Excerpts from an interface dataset

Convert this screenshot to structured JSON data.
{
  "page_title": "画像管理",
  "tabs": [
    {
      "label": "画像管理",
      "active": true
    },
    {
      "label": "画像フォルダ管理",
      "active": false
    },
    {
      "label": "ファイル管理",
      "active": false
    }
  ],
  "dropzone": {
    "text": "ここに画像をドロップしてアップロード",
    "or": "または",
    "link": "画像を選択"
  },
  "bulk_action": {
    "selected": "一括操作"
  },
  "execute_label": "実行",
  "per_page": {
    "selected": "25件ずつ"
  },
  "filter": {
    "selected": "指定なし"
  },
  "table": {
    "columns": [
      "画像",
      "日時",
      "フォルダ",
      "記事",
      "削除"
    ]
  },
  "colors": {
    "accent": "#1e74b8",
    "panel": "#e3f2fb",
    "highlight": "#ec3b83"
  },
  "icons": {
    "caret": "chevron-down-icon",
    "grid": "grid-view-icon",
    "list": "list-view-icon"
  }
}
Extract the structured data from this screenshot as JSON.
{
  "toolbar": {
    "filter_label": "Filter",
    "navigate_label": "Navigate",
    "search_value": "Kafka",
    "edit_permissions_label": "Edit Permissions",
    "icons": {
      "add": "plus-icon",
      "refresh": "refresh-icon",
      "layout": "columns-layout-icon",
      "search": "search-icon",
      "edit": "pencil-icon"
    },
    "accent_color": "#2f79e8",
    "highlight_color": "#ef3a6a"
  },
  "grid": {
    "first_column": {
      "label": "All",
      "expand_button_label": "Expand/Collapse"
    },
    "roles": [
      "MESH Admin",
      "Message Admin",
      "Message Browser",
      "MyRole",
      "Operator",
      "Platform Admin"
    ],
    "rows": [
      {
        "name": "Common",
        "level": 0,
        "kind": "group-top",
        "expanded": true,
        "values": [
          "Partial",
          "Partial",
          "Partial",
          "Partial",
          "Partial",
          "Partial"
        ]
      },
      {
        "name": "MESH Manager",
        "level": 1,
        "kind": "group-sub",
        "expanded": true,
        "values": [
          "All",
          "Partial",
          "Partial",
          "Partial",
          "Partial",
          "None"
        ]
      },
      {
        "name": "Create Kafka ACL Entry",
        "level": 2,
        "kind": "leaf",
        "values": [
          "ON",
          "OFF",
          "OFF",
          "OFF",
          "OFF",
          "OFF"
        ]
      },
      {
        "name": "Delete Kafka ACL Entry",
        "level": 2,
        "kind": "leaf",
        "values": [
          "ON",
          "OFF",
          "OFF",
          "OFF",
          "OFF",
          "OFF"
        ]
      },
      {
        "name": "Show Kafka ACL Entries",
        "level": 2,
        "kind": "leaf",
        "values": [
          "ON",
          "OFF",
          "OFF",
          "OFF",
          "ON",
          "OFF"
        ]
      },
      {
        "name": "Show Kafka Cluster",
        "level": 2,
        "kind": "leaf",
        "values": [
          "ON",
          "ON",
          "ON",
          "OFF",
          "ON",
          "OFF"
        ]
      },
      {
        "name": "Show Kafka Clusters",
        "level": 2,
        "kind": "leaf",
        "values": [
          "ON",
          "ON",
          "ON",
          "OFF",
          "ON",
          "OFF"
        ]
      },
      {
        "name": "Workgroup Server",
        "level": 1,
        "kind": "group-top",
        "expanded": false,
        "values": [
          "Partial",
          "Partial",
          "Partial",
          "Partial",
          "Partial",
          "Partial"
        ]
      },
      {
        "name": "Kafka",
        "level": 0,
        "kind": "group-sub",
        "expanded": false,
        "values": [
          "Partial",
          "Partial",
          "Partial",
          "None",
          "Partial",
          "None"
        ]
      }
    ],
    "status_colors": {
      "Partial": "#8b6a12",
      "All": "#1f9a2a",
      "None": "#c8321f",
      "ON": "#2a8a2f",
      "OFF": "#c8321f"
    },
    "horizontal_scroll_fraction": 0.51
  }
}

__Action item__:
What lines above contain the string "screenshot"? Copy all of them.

__Task answer__:
Convert this screenshot to structured JSON data.
Extract the structured data from this screenshot as JSON.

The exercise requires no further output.